The variable measured in an experiment or study; what the experimenter measures.
When conducting research, a psychologist typically takes two or more similar groups of people or animals and exposes them to different treatments or situations. Then the researcher monitors a behavior of interest to see whether that behavior differs from one group to the next. This measurement is the dependent variable. A single experiment may involve more than one dependent variable.
When specifying the dependent variable, it must be clearly defined and measurable. In one experiment, researchers gathered a group of business executives who displayed evidence of Type A behavior (e.g., nonstop working, aggressiveness, and competitiveness). The researchers divided the executives into subgroups and either exposed them to a small amount of information regarding the health hazards of such behavior, provided them with support groups, or offered a course in stress management. The dependent variable was a score on a test that reflected Type A tendencies. Although personality is so complex that it cannot really be described by a single score, the test for Type A behavior provides a measurement that is objective and measurable. The executives who took the stress management course scored lower than those in the support groups; the highest test scores occurred in the group with the least exposure to information about stress management.
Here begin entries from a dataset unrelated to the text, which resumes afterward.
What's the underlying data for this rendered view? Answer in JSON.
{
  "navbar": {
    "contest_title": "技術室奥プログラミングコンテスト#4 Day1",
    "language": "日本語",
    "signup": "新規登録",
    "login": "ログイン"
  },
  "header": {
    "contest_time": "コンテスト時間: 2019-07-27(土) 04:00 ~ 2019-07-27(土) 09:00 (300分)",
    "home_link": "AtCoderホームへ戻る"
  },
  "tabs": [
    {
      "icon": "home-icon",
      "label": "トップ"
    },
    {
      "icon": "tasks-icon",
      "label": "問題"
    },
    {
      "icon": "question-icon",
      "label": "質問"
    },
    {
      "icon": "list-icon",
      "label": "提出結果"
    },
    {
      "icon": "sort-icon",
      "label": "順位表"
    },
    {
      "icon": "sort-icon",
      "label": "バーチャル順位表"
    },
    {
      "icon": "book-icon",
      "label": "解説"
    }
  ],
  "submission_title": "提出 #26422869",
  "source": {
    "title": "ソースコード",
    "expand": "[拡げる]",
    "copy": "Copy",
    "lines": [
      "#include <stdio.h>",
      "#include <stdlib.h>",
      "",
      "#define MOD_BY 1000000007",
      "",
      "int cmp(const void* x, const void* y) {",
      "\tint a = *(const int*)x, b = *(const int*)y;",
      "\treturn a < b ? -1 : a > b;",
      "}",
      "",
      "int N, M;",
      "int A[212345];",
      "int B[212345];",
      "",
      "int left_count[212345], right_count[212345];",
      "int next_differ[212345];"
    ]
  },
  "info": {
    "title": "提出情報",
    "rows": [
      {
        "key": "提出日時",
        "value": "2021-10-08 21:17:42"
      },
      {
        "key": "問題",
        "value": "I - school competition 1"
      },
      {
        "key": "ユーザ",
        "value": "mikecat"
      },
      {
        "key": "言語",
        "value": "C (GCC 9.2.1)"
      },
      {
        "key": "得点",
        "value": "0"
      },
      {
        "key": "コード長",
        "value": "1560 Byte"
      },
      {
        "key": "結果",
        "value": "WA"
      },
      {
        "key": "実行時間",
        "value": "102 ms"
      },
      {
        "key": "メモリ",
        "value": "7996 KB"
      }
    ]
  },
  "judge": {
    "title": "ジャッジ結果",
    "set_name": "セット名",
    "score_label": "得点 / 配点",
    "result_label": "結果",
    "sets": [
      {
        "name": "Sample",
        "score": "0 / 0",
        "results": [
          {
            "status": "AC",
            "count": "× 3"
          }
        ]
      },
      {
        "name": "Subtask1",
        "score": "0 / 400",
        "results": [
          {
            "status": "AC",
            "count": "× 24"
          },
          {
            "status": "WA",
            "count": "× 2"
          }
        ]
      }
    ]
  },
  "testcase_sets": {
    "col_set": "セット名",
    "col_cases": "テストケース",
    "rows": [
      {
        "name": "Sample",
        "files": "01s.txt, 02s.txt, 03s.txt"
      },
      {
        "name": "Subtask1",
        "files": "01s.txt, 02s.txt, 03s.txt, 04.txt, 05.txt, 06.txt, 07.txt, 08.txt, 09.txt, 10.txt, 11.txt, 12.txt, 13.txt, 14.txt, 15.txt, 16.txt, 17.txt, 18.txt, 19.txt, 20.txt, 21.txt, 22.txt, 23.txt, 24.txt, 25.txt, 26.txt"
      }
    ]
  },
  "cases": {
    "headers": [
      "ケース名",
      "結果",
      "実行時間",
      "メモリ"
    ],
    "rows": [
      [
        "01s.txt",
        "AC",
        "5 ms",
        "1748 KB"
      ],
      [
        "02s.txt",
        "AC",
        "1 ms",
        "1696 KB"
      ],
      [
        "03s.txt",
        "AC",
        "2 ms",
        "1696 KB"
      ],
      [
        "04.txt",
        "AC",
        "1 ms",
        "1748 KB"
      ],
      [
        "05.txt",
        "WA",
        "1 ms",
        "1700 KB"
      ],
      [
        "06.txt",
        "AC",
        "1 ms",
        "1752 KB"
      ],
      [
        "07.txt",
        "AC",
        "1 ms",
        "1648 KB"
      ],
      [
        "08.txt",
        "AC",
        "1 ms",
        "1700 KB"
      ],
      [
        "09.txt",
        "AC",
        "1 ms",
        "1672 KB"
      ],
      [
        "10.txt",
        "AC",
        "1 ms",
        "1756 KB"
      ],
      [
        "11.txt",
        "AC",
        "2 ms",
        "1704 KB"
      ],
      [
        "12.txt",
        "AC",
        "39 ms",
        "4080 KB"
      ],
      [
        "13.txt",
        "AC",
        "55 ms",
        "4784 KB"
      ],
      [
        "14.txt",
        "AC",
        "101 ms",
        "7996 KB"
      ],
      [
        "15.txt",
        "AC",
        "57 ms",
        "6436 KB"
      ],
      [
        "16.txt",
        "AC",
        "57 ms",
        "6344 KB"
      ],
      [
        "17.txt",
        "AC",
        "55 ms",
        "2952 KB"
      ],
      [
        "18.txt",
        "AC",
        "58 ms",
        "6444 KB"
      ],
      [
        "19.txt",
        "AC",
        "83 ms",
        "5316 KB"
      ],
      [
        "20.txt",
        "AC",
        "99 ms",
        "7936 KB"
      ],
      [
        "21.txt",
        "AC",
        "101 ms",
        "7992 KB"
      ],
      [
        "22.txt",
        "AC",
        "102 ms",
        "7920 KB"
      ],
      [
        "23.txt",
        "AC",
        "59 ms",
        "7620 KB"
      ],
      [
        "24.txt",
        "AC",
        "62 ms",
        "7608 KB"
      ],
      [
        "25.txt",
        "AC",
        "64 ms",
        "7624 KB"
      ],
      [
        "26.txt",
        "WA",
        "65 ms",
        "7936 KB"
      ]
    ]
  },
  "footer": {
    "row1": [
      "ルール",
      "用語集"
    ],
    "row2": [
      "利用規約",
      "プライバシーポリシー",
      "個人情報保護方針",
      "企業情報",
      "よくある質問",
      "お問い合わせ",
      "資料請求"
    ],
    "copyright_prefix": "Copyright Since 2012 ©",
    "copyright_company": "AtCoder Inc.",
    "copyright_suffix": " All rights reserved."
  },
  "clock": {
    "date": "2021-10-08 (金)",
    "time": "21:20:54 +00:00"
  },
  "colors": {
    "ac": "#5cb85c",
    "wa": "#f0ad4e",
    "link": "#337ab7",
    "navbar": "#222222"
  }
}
The researchers concluded that the executives' test scores, the dependent variable, changed differently, depending on their group.
Levenkron, J. C.; J. D. Cohen; H. S. Mueller; and E. B. Fisher. "Modifying the Type A Coronary-Prone Behavior Pattern." Journal of Consulting and Clinical Psychology 51 (1983): 192-204.